Why is this plan needed? For decades Canadians have been using electricity generated by nuclear power reactors in Ontario, New Brunswick and Quebec. When used nuclear fuel is removed from a reactor, it remains a potential health risk for many hundreds of thousands of years and must be safely isolated from people and the environment, essentially indefinitely. Today Canada’s used nuclear fuel is safely stored on an interim basis at licensed facilities located where it is produced. Like many other countries with nuclear power programs, Canada is planning for the future. Ensuring the long-term, safe and secure management of used nuclear fuel is an important responsibility we, as Canadians, share.
Quel est le plan du Canada pour la gestion à long terme du combustible nucléaire irradié? Le plan canadien comprend la construction d’un dépôt national pour la gestion à long terme du combustible nucléaire irradié canadien, un déchet résultant de la production d’électricité par les centrales nucléaires. Il comprend également la mise au point d’un système de transport du combustible irradié et la construction d’un centre d’expertise qui deviendra un carrefour national et international de collaboration. Le plan du Canada s’appelle la Gestion adaptative progressive.
La conception de la Gestion adaptative progressive est l’aboutissement de trois années d’étude et de dialogue avec les Canadiens sur un éventail d’approches de gestion (2002 à 2005). Des milliers de citoyens, spécialistes et Autochtones issus de chaque province et territoire ont participé à l’étude. Le gouvernement du Canada a choisi ce plan pour le Canada en 2007.
Depuis des décennies, les Canadiens utilisent l’électricité produite par des centrales nucléaires situées en Ontario, au Nouveau-Brunswick et au Québec. Après que le combustible nucléaire irradié a été retiré d’un réacteur, il continue de présenter un risque pour la santé pendant plusieurs centaines de milliers d’années et doit être isolé de manière sûre de la population et de l’environnement pour une durée essentiellement indéfinie. Actuellement, le combustible nucléaire irradié canadien est provisoirement stocké en toute sécurité dans des installations autorisées situées sur les lieux où il est produit. Comme plusieurs autres pays producteurs d’énergie nucléaire, le Canada prépare l’avenir.

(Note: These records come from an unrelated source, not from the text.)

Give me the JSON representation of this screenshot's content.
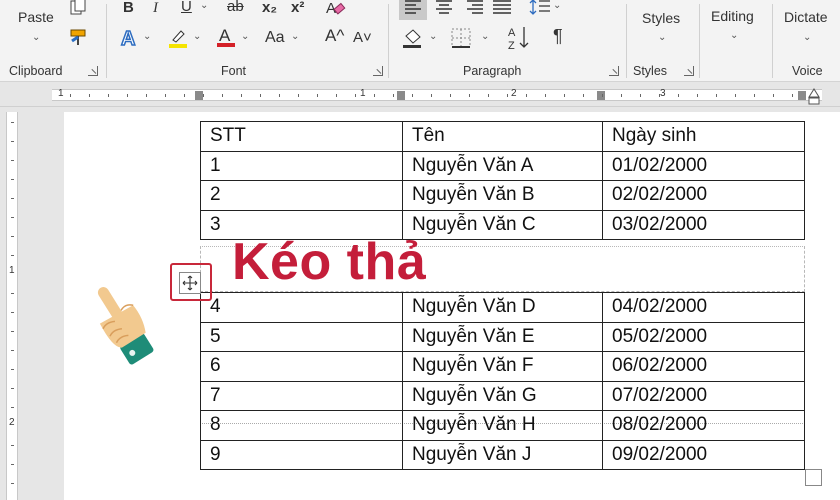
{
  "ribbon": {
    "clipboard": {
      "paste_label": "Paste",
      "group_label": "Clipboard"
    },
    "font": {
      "group_label": "Font",
      "bold": "B",
      "italic": "I",
      "underline": "U",
      "strike": "ab",
      "subscript": "x₂",
      "superscript": "x²",
      "change_case": "Aa",
      "grow": "A^",
      "shrink": "A˅"
    },
    "paragraph": {
      "group_label": "Paragraph",
      "sort": "A↓Z",
      "pilcrow": "¶"
    },
    "styles": {
      "button_label": "Styles",
      "group_label": "Styles"
    },
    "editing": {
      "button_label": "Editing"
    },
    "voice": {
      "button_label": "Dictate",
      "group_label": "Voice"
    },
    "colors": {
      "highlight": "#f5e400",
      "font_color": "#d42027",
      "text_effect": "#2d6cc0"
    }
  },
  "ruler": {
    "h_numbers": [
      "1",
      "1",
      "2",
      "3"
    ],
    "v_numbers": [
      "1",
      "2"
    ]
  },
  "table": {
    "header": [
      "STT",
      "Tên",
      "Ngày sinh"
    ],
    "rows_top": [
      [
        "1",
        "Nguyễn Văn A",
        "01/02/2000"
      ],
      [
        "2",
        "Nguyễn Văn B",
        "02/02/2000"
      ],
      [
        "3",
        "Nguyễn Văn C",
        "03/02/2000"
      ]
    ],
    "rows_bottom": [
      [
        "4",
        "Nguyễn Văn D",
        "04/02/2000"
      ],
      [
        "5",
        "Nguyễn Văn E",
        "05/02/2000"
      ],
      [
        "6",
        "Nguyễn Văn F",
        "06/02/2000"
      ],
      [
        "7",
        "Nguyễn Văn G",
        "07/02/2000"
      ],
      [
        "8",
        "Nguyễn Văn H",
        "08/02/2000"
      ],
      [
        "9",
        "Nguyễn Văn J",
        "09/02/2000"
      ]
    ]
  },
  "overlay": {
    "caption": "Kéo thả",
    "caption_color": "#c41e3a",
    "move_handle_icon": "move-icon",
    "pointer_icon": "pointing-hand-icon"
  }
}
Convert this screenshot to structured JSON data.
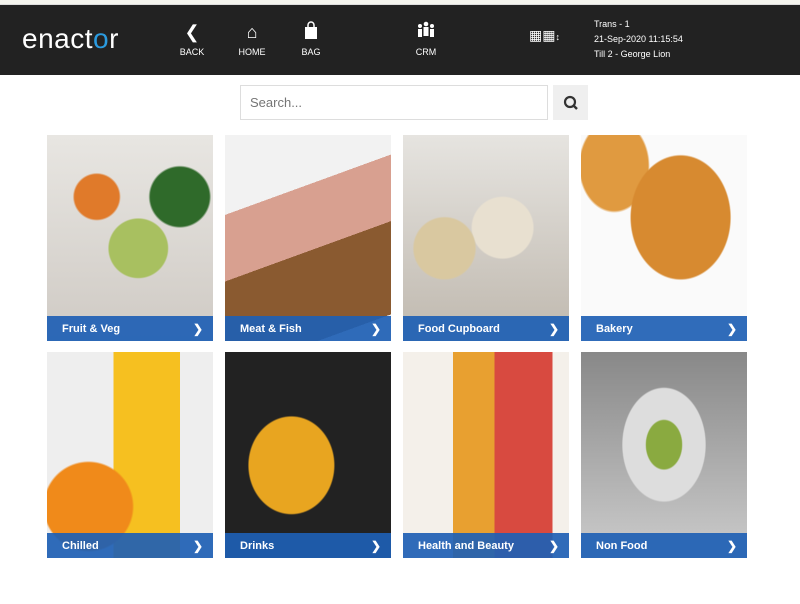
{
  "header": {
    "logo": "enactor",
    "nav": [
      {
        "label": "BACK",
        "icon": "chevron-left-icon"
      },
      {
        "label": "HOME",
        "icon": "home-icon"
      },
      {
        "label": "BAG",
        "icon": "bag-icon"
      },
      {
        "label": "CRM",
        "icon": "people-icon"
      }
    ],
    "keyboard_icon": "keyboard-icon",
    "info": {
      "trans": "Trans - 1",
      "datetime": "21-Sep-2020 11:15:54",
      "till": "Till 2 - George Lion"
    }
  },
  "search": {
    "placeholder": "Search...",
    "value": ""
  },
  "categories": [
    {
      "label": "Fruit & Veg"
    },
    {
      "label": "Meat & Fish"
    },
    {
      "label": "Food Cupboard"
    },
    {
      "label": "Bakery"
    },
    {
      "label": "Chilled"
    },
    {
      "label": "Drinks"
    },
    {
      "label": "Health and Beauty"
    },
    {
      "label": "Non Food"
    }
  ],
  "colors": {
    "header": "#222222",
    "accent": "#1f5fb4",
    "logo_accent": "#2b9be0"
  }
}
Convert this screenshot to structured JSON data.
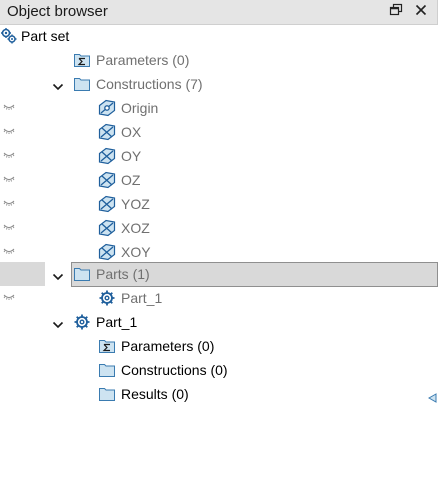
{
  "panel": {
    "title": "Object browser",
    "restore_icon": "restore-window-icon",
    "close_icon": "close-icon"
  },
  "tree": {
    "root": {
      "label": "Part set",
      "icon": "part-set-gears-icon"
    },
    "parameters": {
      "label": "Parameters (0)",
      "icon": "parameters-folder-icon"
    },
    "constructions": {
      "label": "Constructions (7)",
      "icon": "folder-icon",
      "expanded": true,
      "items": [
        {
          "label": "Origin",
          "icon": "construction-point-icon"
        },
        {
          "label": "OX",
          "icon": "construction-axis-icon"
        },
        {
          "label": "OY",
          "icon": "construction-axis-icon"
        },
        {
          "label": "OZ",
          "icon": "construction-axis-icon"
        },
        {
          "label": "YOZ",
          "icon": "construction-plane-icon"
        },
        {
          "label": "XOZ",
          "icon": "construction-plane-icon"
        },
        {
          "label": "XOY",
          "icon": "construction-plane-icon"
        }
      ]
    },
    "parts": {
      "label": "Parts (1)",
      "icon": "folder-icon",
      "expanded": true,
      "selected": true,
      "items": [
        {
          "label": "Part_1",
          "icon": "part-gear-icon"
        }
      ]
    },
    "part_1": {
      "label": "Part_1",
      "icon": "part-gear-icon",
      "expanded": true,
      "children": [
        {
          "label": "Parameters (0)",
          "icon": "parameters-folder-icon"
        },
        {
          "label": "Constructions (0)",
          "icon": "folder-icon"
        },
        {
          "label": "Results (0)",
          "icon": "folder-icon"
        }
      ]
    }
  },
  "colors": {
    "titlebar": "#e5e5e5",
    "selection": "#d9d9d9",
    "folder_fill": "#cde3f1",
    "folder_stroke": "#3a7bb0",
    "dim_text": "#707070"
  }
}
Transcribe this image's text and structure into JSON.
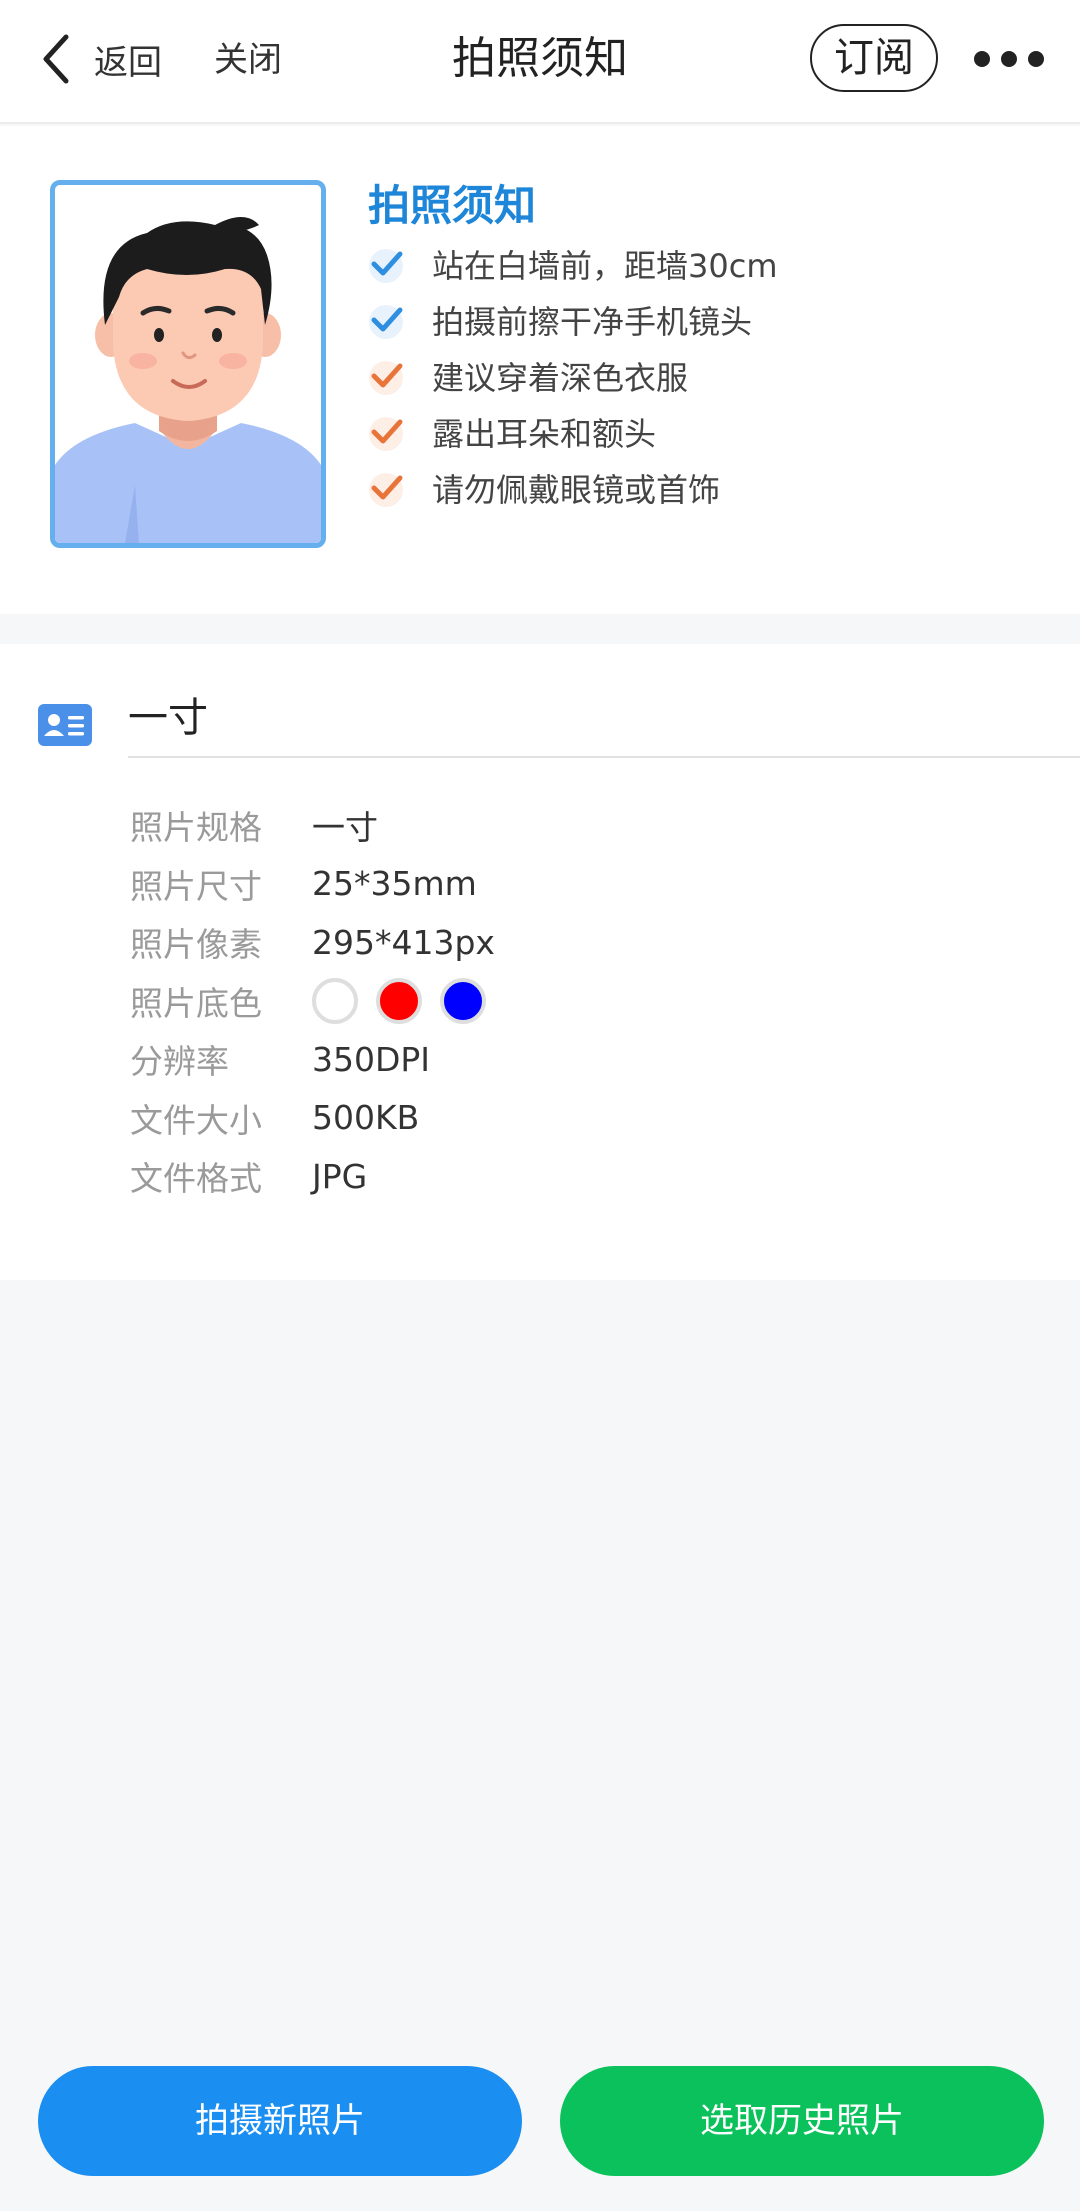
{
  "nav": {
    "back_label": "返回",
    "close_label": "关闭",
    "title": "拍照须知",
    "subscribe_label": "订阅"
  },
  "guide": {
    "title": "拍照须知",
    "tips": [
      {
        "text": "站在白墙前，距墙30cm",
        "check_color": "#2e8ee0"
      },
      {
        "text": "拍摄前擦干净手机镜头",
        "check_color": "#2e8ee0"
      },
      {
        "text": "建议穿着深色衣服",
        "check_color": "#e8743a"
      },
      {
        "text": "露出耳朵和额头",
        "check_color": "#e8743a"
      },
      {
        "text": "请勿佩戴眼镜或首饰",
        "check_color": "#e8743a"
      }
    ]
  },
  "spec": {
    "name": "一寸",
    "rows": {
      "format": {
        "label": "照片规格",
        "value": "一寸"
      },
      "size": {
        "label": "照片尺寸",
        "value": "25*35mm"
      },
      "pixels": {
        "label": "照片像素",
        "value": "295*413px"
      },
      "background": {
        "label": "照片底色",
        "colors": [
          "#ffffff",
          "#ff0000",
          "#0000ff"
        ]
      },
      "resolution": {
        "label": "分辨率",
        "value": "350DPI"
      },
      "file_size": {
        "label": "文件大小",
        "value": "500KB"
      },
      "file_format": {
        "label": "文件格式",
        "value": "JPG"
      }
    }
  },
  "actions": {
    "capture_label": "拍摄新照片",
    "history_label": "选取历史照片"
  },
  "colors": {
    "accent_blue": "#1b8ef2",
    "accent_green": "#0bc15b",
    "guide_title": "#1d86d8"
  }
}
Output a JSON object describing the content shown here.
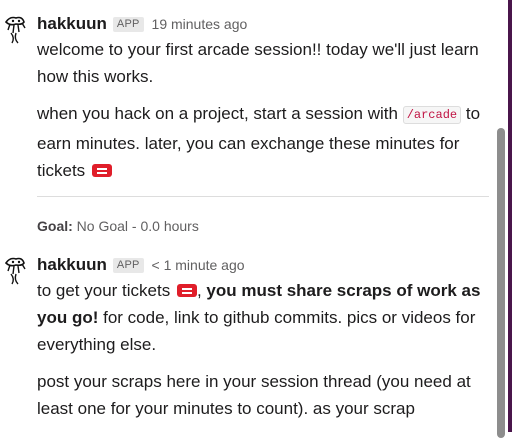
{
  "messages": [
    {
      "username": "hakkuun",
      "badge": "APP",
      "timestamp": "19 minutes ago",
      "p1": "welcome to your first arcade session!! today we'll just learn how this works.",
      "p2_before": "when you hack on a project, start a session with",
      "p2_code": "/arcade",
      "p2_after": "to earn minutes. later, you can exchange these minutes for tickets"
    },
    {
      "username": "hakkuun",
      "badge": "APP",
      "timestamp": "< 1 minute ago",
      "p1_before": "to get your tickets",
      "p1_bold": "you must share scraps of work as you go!",
      "p1_after": "for code, link to github commits. pics or videos for everything else.",
      "p2": "post your scraps here in your session thread (you need at least one for your minutes to count). as your scrap"
    }
  ],
  "goal": {
    "label": "Goal:",
    "value": "No Goal - 0.0 hours"
  },
  "icons": {
    "avatar": "hakkuun-avatar-icon",
    "ticket": "ticket-icon"
  },
  "colors": {
    "ticket": "#e01e2a",
    "code_text": "#c01343",
    "sidebar_accent": "#4a154b"
  }
}
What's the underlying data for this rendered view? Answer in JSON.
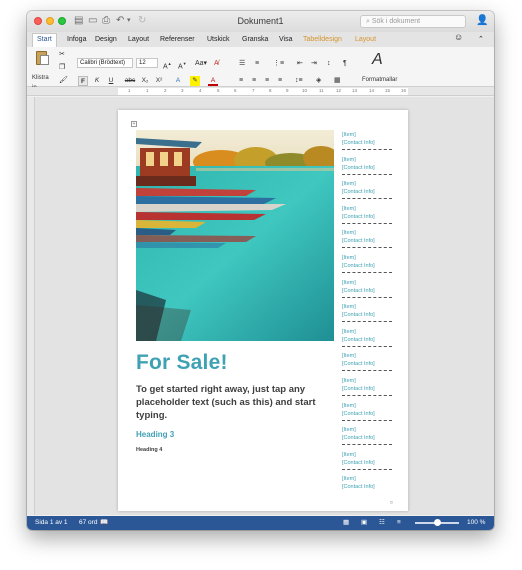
{
  "window": {
    "title": "Dokument1",
    "search_placeholder": "Sök i dokument"
  },
  "tabs": [
    "Start",
    "Infoga",
    "Design",
    "Layout",
    "Referenser",
    "Utskick",
    "Granska",
    "Visa",
    "Tabelldesign",
    "Layout"
  ],
  "ribbon": {
    "paste_label": "Klistra in",
    "font_name": "Calibri (Brödtext)",
    "font_size": "12",
    "styles_label": "Formatmallar",
    "bold": "F",
    "italic": "K",
    "underline": "U",
    "strike": "abc",
    "subscript": "X₂",
    "superscript": "X²"
  },
  "ruler_numbers": [
    "1",
    "1",
    "2",
    "3",
    "4",
    "5",
    "6",
    "7",
    "8",
    "9",
    "10",
    "11",
    "12",
    "13",
    "14",
    "15",
    "16"
  ],
  "document": {
    "title": "For Sale!",
    "intro": "To get started right away, just tap any placeholder text (such as this) and start typing.",
    "heading3": "Heading 3",
    "heading4": "Heading 4",
    "tear_off": [
      {
        "item": "[Item]",
        "contact": "[Contact Info]"
      },
      {
        "item": "[Item]",
        "contact": "[Contact Info]"
      },
      {
        "item": "[Item]",
        "contact": "[Contact Info]"
      },
      {
        "item": "[Item]",
        "contact": "[Contact Info]"
      },
      {
        "item": "[Item]",
        "contact": "[Contact Info]"
      },
      {
        "item": "[Item]",
        "contact": "[Contact Info]"
      },
      {
        "item": "[Item]",
        "contact": "[Contact Info]"
      },
      {
        "item": "[Item]",
        "contact": "[Contact Info]"
      },
      {
        "item": "[Item]",
        "contact": "[Contact Info]"
      },
      {
        "item": "[Item]",
        "contact": "[Contact Info]"
      },
      {
        "item": "[Item]",
        "contact": "[Contact Info]"
      },
      {
        "item": "[Item]",
        "contact": "[Contact Info]"
      },
      {
        "item": "[Item]",
        "contact": "[Contact Info]"
      },
      {
        "item": "[Item]",
        "contact": "[Contact Info]"
      },
      {
        "item": "[Item]",
        "contact": "[Contact Info]"
      }
    ]
  },
  "status": {
    "page": "Sida 1 av 1",
    "words": "67 ord",
    "zoom": "100 %"
  },
  "colors": {
    "accent": "#3fa2b4",
    "status_bar": "#2b5797",
    "context_tab": "#d6952c"
  }
}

La gestion sûre et sécuritaire à long terme du combustible nucléaire irradié est une responsabilité importante que partagent tous les Canadiens.
Jo-Ann Facella is the Director of Social Research and Dialogue at the Nuclear Waste Management Organization. She has worked for prominent public opinion firms (Gallup Canada and Goldfarb Consultants) and as Senior Advisor at Ontario Power Generation before joining the NWMO in 2002. Over the past 20 years, her work has focused on public involvement in policy making, and in particular, societal needs and expectations concerning the long-term management of used nuclear fuel. Ms. Facella has a master’s degree in Political Science.
“Ask the NWMO” is an advertising feature published regularly in this and other community newspapers to respond to readers’ questions about Canada’s plan for managing used nuclear fuel over the long term and its implementation. The Nuclear Waste Management Organization welcomes your questions. Please forward your questions to email@example.com.
Jo-Ann Facella est directrice de la recherche sociale et du dialogue à la Société de gestion des déchets nucléaires. Elle a travaillé pour les sociétés renommées de recherche sur l’opinion publique (Gallup Canada et Goldfarb Consultants) ainsi qu’à titre de conseillère principale pour Ontario Power Generation avant de se joindre à l’équipe de la SGDN en 2002. Au cours des 20 dernières années, ses travaux ont porté sur la participation publique aux décisions politiques et, en particulier, sur les besoins et les attentes de la société concernant la gestion à long terme du combustible nucléaire irradié. Mme Facella détient une maîtrise en sciences politiques.
« Demandez-le à la SGDN » est un encadré publicitaire qui paraîtra régulièrement dans ce journal et dans d’autres journaux de la collectivité pour répondre aux questions que se posent les lecteurs sur le plan canadien de gestion à long terme du combustible nucléaire irradié et de sa mise en oeuvre. La Société de gestion des déchets nucléaires attend vos questions. Veuillez envoyer vos questions à firstname.lastname@example.org.